“If you’re in a place where the conversation in the opinion pages of your local paper is all about how we’ll get our guns taken away, it’s important to respond to that at micro level,” Hess tells Bustle. “We have to make it clear, over and over again, that this is actually about saving lives and freeing people from the fear of being terrorized by gun violence.”
Another key narrative to reinforce is that regulating guns does, in fact, reduce gun violence. Massachusetts is a great example — they have some of the strongest gun laws in the country, and also the lowest rates of gun deaths.
“Google your federal and state lawmakers, see what rating they have from the NRA, and vote accordingly.”

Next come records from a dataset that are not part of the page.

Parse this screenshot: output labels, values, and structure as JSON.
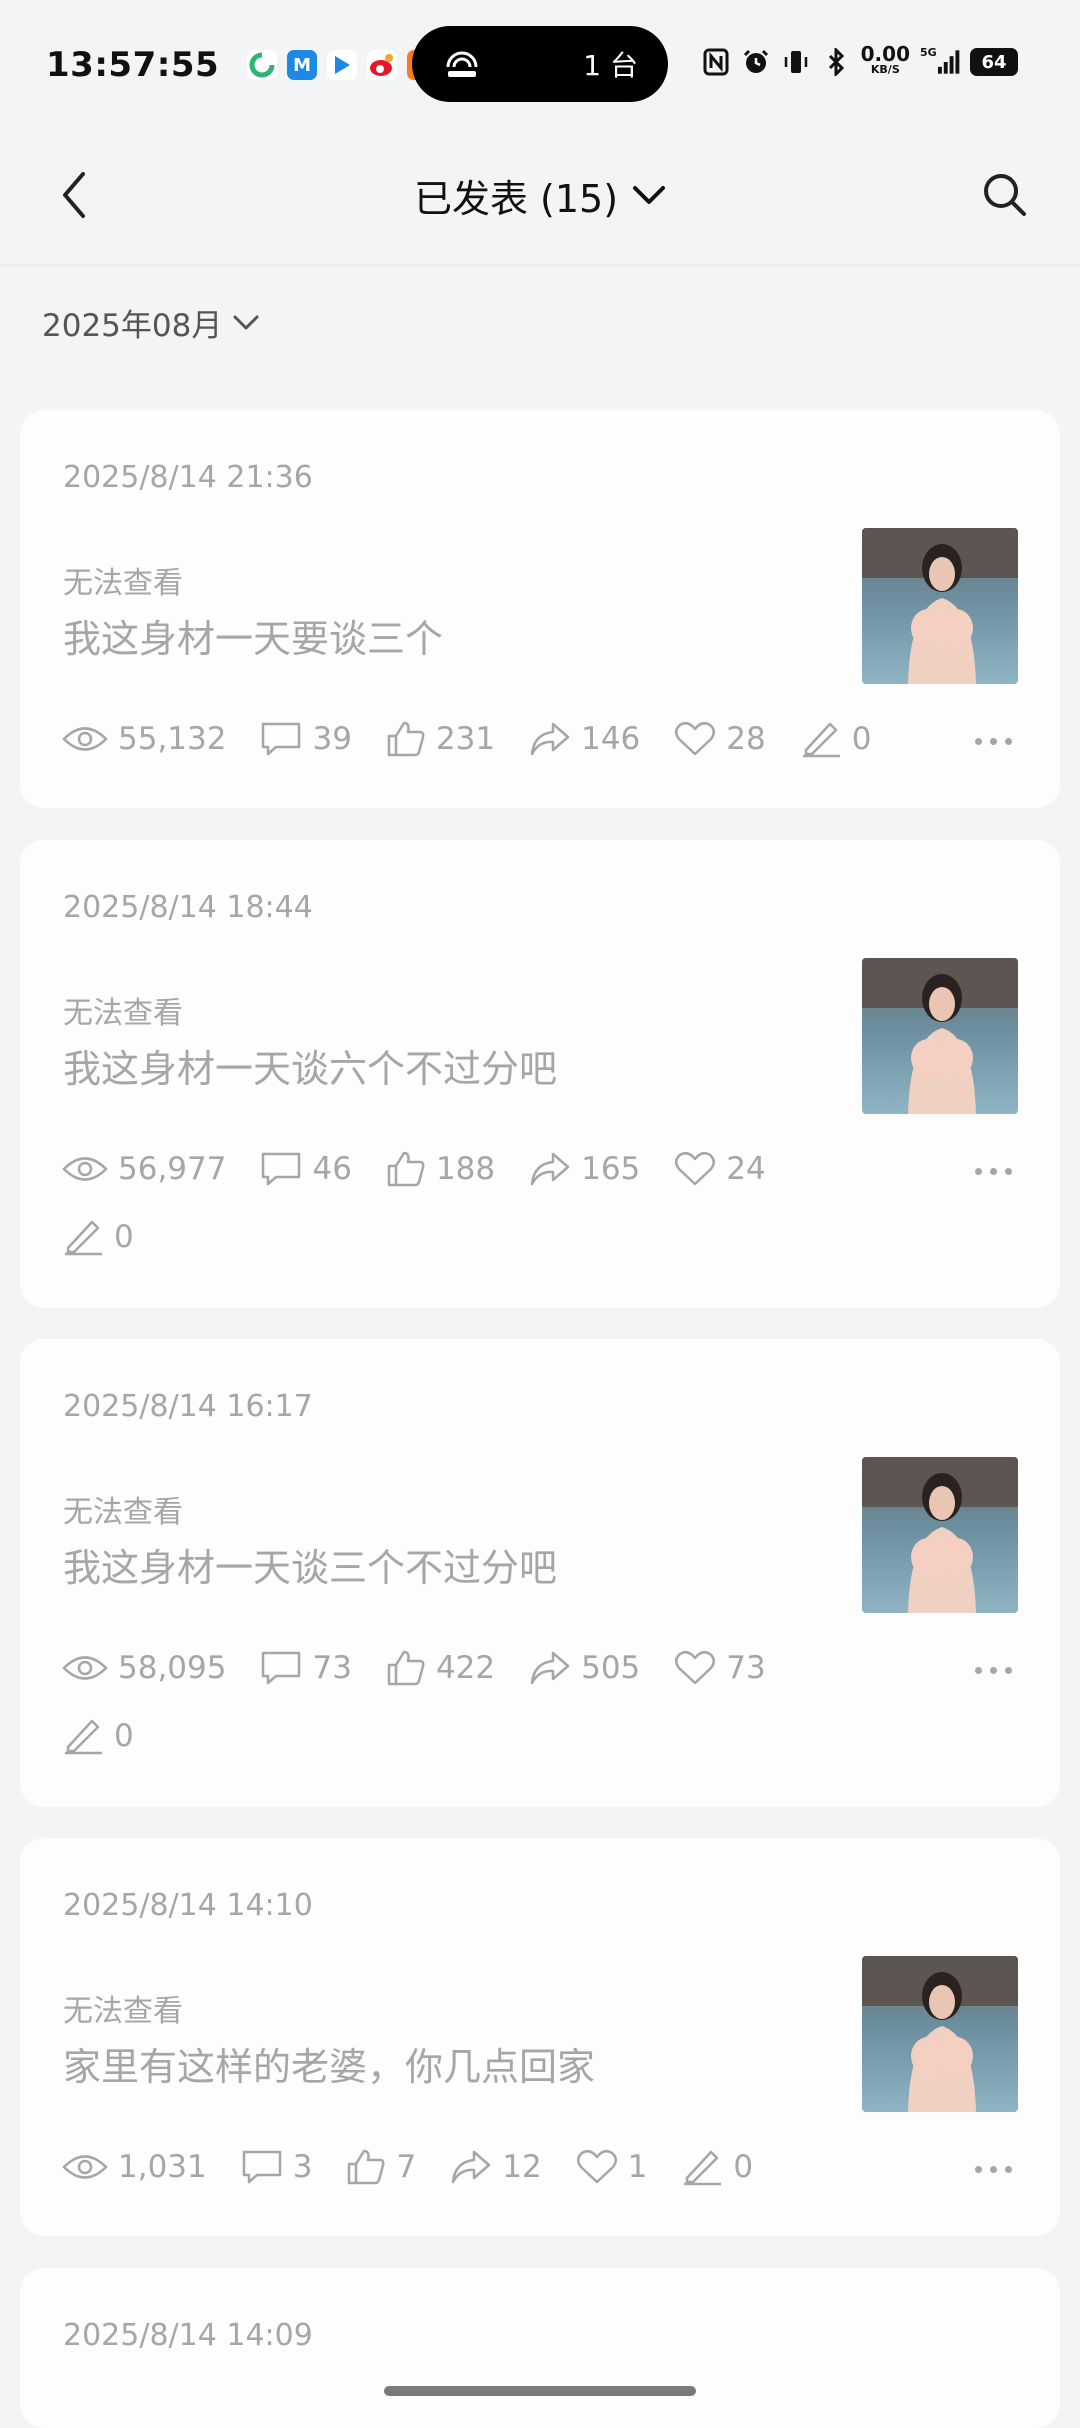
{
  "status_bar": {
    "time": "13:57:55",
    "pill_text": "1 台",
    "net_speed_value": "0.00",
    "net_speed_unit": "KB/S",
    "signal_label": "5G",
    "battery": "64"
  },
  "header": {
    "title": "已发表 (15)"
  },
  "filter": {
    "month": "2025年08月"
  },
  "posts": [
    {
      "date": "2025/8/14 21:36",
      "status": "无法查看",
      "text": "我这身材一天要谈三个",
      "views": "55,132",
      "comments": "39",
      "likes": "231",
      "shares": "146",
      "favorites": "28",
      "edits": "0"
    },
    {
      "date": "2025/8/14 18:44",
      "status": "无法查看",
      "text": "我这身材一天谈六个不过分吧",
      "views": "56,977",
      "comments": "46",
      "likes": "188",
      "shares": "165",
      "favorites": "24",
      "edits": "0"
    },
    {
      "date": "2025/8/14 16:17",
      "status": "无法查看",
      "text": "我这身材一天谈三个不过分吧",
      "views": "58,095",
      "comments": "73",
      "likes": "422",
      "shares": "505",
      "favorites": "73",
      "edits": "0"
    },
    {
      "date": "2025/8/14 14:10",
      "status": "无法查看",
      "text": "家里有这样的老婆，你几点回家",
      "views": "1,031",
      "comments": "3",
      "likes": "7",
      "shares": "12",
      "favorites": "1",
      "edits": "0"
    },
    {
      "date": "2025/8/14 14:09"
    }
  ]
}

“Massachusetts is a great example of how you can both take steps to protect public safety and reduce gun violence while also respecting people’s second amendment right,” Massachusetts Attorney General Maura Healey tells Bustle. “I hope other states will look us as an example.”
Healey is currently being being sued by gun manufacturers for issuing an enforcement notice aimed at stopping the sale of copycats of assault weapons, which are illegal in the state. She was also subjected to sexist and homophobic hate speech as a result of the move, but Healey has made it clear that she won’t be deterred.
“If we had another product that was killing or injuring nearly 300 Americans a day, I think everyone would think of this as a public health issue,” she says. “That’s why we worked with the medical community in Massachusetts earlier this year to give them tools to talk about preventing gun accidents and self-injury with their patients, and it’s why it’s why we’ve worked hard to fight efforts by Congress to ban CDC research on gun violence.”
She adds that politicians need to be held accountable by voters for every dollar they’ve accepted from the NRA, every vote they’ve cast about gun legislation, and every gun death that occurs in their state. Watts agrees.
“Google your federal and state lawmakers, see what rating they have from the NRA, and vote accordingly,” Watts says. “If your lawmaker has an A or B rating from NRA that means they support guns for domestic abusers and they oppose a background check on every gun sale. They’re going to vote with the gun lobby when they’re in office, and it really is incumbent on all of us — especially women, who are the majority of the voting public — to educate ourselves about what our lawmakers do, and make it known that this one of the top issues we’re voting on.”